→ **Extracted records**:
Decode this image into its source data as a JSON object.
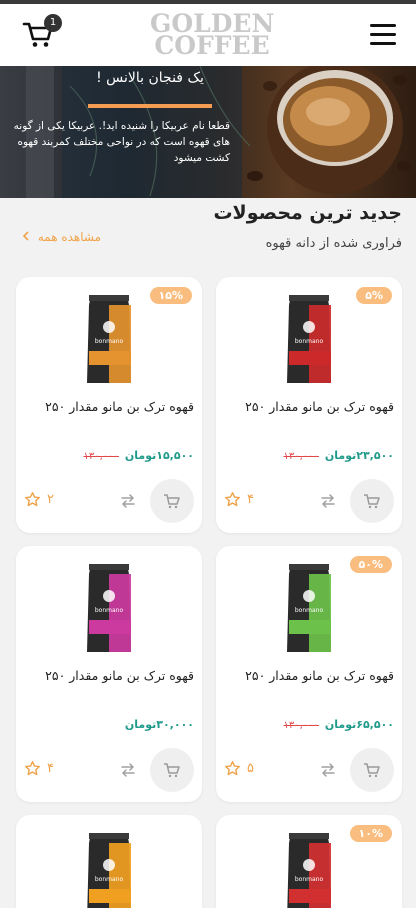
{
  "header": {
    "cart_count": "1",
    "logo_line1": "GOLDEN",
    "logo_line2": "COFFEE"
  },
  "banner": {
    "title": "یک فنجان بالانس !",
    "text": "قطعا نام عربیکا را شنیده اید!. عربیکا یکی از گونه های قهوه است که در نواحی مختلف کمربند قهوه کشت میشود"
  },
  "section": {
    "title": "جدید ترین محصولات",
    "subtitle": "فراوری شده از دانه قهوه",
    "see_all": "مشاهده همه"
  },
  "products": [
    {
      "name": "قهوه ترک بن مانو مقدار ۲۵۰",
      "discount": "۵%",
      "price": "۲۳,۵۰۰",
      "currency": "تومان",
      "old_price": "۱۳۰,۰۰۰",
      "rating": "۴",
      "bag_color": "#cc2a2a"
    },
    {
      "name": "قهوه ترک بن مانو مقدار ۲۵۰",
      "discount": "۱۵%",
      "price": "۱۵,۵۰۰",
      "currency": "تومان",
      "old_price": "۱۳۰,۰۰۰",
      "rating": "۲",
      "bag_color": "#e5932f"
    },
    {
      "name": "قهوه ترک بن مانو مقدار ۲۵۰",
      "discount": "۵۰%",
      "price": "۶۵,۵۰۰",
      "currency": "تومان",
      "old_price": "۱۳۰,۰۰۰",
      "rating": "۵",
      "bag_color": "#6cc14a"
    },
    {
      "name": "قهوه ترک بن مانو مقدار ۲۵۰",
      "discount": "",
      "price": "۳۰,۰۰۰",
      "currency": "تومان",
      "old_price": "",
      "rating": "۴",
      "bag_color": "#cc3aa0"
    },
    {
      "name": "",
      "discount": "۱۰%",
      "price": "",
      "currency": "",
      "old_price": "",
      "rating": "",
      "bag_color": "#d23030"
    },
    {
      "name": "",
      "discount": "",
      "price": "",
      "currency": "",
      "old_price": "",
      "rating": "",
      "bag_color": "#f0a020"
    }
  ],
  "colors": {
    "accent": "#f0a34a",
    "badge": "#f9be7f",
    "price": "#1f9a8a",
    "old_price": "#e04848"
  },
  "icons": {
    "cart": "cart-icon",
    "menu": "menu-icon",
    "star": "star-icon",
    "compare": "compare-icon",
    "add_to_cart": "add-to-cart-icon",
    "chevron": "chevron-left-icon"
  }
}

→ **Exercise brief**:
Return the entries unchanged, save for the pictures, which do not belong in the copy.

→ **Answer below**:
Decode this image into its source data as a JSON object.
{
  "header": {
    "cart_count": "1",
    "logo_line1": "GOLDEN",
    "logo_line2": "COFFEE"
  },
  "banner": {
    "title": "یک فنجان بالانس !",
    "text": "قطعا نام عربیکا را شنیده اید!. عربیکا یکی از گونه های قهوه است که در نواحی مختلف کمربند قهوه کشت میشود"
  },
  "section": {
    "title": "جدید ترین محصولات",
    "subtitle": "فراوری شده از دانه قهوه",
    "see_all": "مشاهده همه"
  },
  "products": [
    {
      "name": "قهوه ترک بن مانو مقدار ۲۵۰",
      "discount": "۵%",
      "price": "۲۳,۵۰۰",
      "currency": "تومان",
      "old_price": "۱۳۰,۰۰۰",
      "rating": "۴",
      "bag_color": "#cc2a2a"
    },
    {
      "name": "قهوه ترک بن مانو مقدار ۲۵۰",
      "discount": "۱۵%",
      "price": "۱۵,۵۰۰",
      "currency": "تومان",
      "old_price": "۱۳۰,۰۰۰",
      "rating": "۲",
      "bag_color": "#e5932f"
    },
    {
      "name": "قهوه ترک بن مانو مقدار ۲۵۰",
      "discount": "۵۰%",
      "price": "۶۵,۵۰۰",
      "currency": "تومان",
      "old_price": "۱۳۰,۰۰۰",
      "rating": "۵",
      "bag_color": "#6cc14a"
    },
    {
      "name": "قهوه ترک بن مانو مقدار ۲۵۰",
      "discount": "",
      "price": "۳۰,۰۰۰",
      "currency": "تومان",
      "old_price": "",
      "rating": "۴",
      "bag_color": "#cc3aa0"
    },
    {
      "name": "",
      "discount": "۱۰%",
      "price": "",
      "currency": "",
      "old_price": "",
      "rating": "",
      "bag_color": "#d23030"
    },
    {
      "name": "",
      "discount": "",
      "price": "",
      "currency": "",
      "old_price": "",
      "rating": "",
      "bag_color": "#f0a020"
    }
  ],
  "colors": {
    "accent": "#f0a34a",
    "badge": "#f9be7f",
    "price": "#1f9a8a",
    "old_price": "#e04848"
  },
  "icons": {
    "cart": "cart-icon",
    "menu": "menu-icon",
    "star": "star-icon",
    "compare": "compare-icon",
    "add_to_cart": "add-to-cart-icon",
    "chevron": "chevron-left-icon"
  }
}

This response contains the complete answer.